- What is required
Wherever "search" occurs in the entries, copy the line that holds it.

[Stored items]
+-------+
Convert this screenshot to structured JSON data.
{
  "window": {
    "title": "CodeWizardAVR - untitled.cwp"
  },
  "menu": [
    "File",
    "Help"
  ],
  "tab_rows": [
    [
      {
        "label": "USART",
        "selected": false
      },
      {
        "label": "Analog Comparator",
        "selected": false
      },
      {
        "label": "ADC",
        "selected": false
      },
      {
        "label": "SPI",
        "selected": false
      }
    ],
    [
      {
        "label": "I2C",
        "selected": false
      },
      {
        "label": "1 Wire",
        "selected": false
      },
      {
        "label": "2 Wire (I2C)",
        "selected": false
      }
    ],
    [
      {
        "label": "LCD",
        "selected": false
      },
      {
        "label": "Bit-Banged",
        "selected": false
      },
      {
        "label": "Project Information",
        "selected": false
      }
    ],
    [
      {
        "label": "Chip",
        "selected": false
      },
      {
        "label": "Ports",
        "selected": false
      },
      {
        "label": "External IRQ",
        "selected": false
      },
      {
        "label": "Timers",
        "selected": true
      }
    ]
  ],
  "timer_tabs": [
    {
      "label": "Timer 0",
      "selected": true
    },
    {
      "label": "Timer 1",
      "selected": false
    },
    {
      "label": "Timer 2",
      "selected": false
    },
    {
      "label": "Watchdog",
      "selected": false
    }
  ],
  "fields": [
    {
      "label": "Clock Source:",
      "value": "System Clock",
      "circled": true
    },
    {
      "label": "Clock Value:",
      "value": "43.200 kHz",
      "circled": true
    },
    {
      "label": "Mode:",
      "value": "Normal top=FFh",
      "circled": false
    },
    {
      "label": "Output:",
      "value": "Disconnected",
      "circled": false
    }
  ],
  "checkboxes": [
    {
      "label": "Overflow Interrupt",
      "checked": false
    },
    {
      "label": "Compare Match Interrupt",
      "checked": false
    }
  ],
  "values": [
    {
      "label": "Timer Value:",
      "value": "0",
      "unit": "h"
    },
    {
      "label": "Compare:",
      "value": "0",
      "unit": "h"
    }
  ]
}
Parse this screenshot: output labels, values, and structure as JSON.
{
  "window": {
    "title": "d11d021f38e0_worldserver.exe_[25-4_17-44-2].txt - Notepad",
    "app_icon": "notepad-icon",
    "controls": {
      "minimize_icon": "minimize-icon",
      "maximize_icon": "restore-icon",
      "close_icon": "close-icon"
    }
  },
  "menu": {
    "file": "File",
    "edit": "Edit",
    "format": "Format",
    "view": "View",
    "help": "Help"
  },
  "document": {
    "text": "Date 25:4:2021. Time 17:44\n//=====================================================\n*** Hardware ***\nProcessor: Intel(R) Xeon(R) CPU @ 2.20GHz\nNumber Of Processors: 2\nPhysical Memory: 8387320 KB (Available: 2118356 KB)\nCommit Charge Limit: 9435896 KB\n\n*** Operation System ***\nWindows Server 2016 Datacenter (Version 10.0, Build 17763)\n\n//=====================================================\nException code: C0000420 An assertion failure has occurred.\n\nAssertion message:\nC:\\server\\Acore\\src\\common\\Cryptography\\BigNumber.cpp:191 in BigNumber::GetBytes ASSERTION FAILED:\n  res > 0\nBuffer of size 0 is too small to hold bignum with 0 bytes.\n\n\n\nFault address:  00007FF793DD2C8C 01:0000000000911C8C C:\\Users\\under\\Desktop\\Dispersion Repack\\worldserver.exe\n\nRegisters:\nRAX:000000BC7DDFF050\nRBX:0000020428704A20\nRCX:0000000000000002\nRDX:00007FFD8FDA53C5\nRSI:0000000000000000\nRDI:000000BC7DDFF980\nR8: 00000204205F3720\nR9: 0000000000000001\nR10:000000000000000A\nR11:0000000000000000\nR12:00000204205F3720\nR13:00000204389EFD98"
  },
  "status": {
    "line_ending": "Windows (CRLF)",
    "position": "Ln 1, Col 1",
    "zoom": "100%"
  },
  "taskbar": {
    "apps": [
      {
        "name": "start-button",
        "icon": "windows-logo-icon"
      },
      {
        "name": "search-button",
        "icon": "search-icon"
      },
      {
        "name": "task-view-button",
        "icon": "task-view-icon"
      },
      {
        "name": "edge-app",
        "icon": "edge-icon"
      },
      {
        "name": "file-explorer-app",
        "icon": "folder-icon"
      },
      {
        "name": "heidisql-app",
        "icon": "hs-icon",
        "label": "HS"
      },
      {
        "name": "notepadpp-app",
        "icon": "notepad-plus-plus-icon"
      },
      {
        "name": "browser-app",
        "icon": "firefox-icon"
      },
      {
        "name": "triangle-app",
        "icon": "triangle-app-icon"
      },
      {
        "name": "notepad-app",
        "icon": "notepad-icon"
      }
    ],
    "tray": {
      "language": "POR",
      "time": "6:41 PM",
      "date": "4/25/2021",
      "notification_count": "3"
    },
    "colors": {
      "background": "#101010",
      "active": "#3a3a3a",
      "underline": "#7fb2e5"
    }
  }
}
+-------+
- Reply
        "name": "search-button",
        "icon": "search-icon"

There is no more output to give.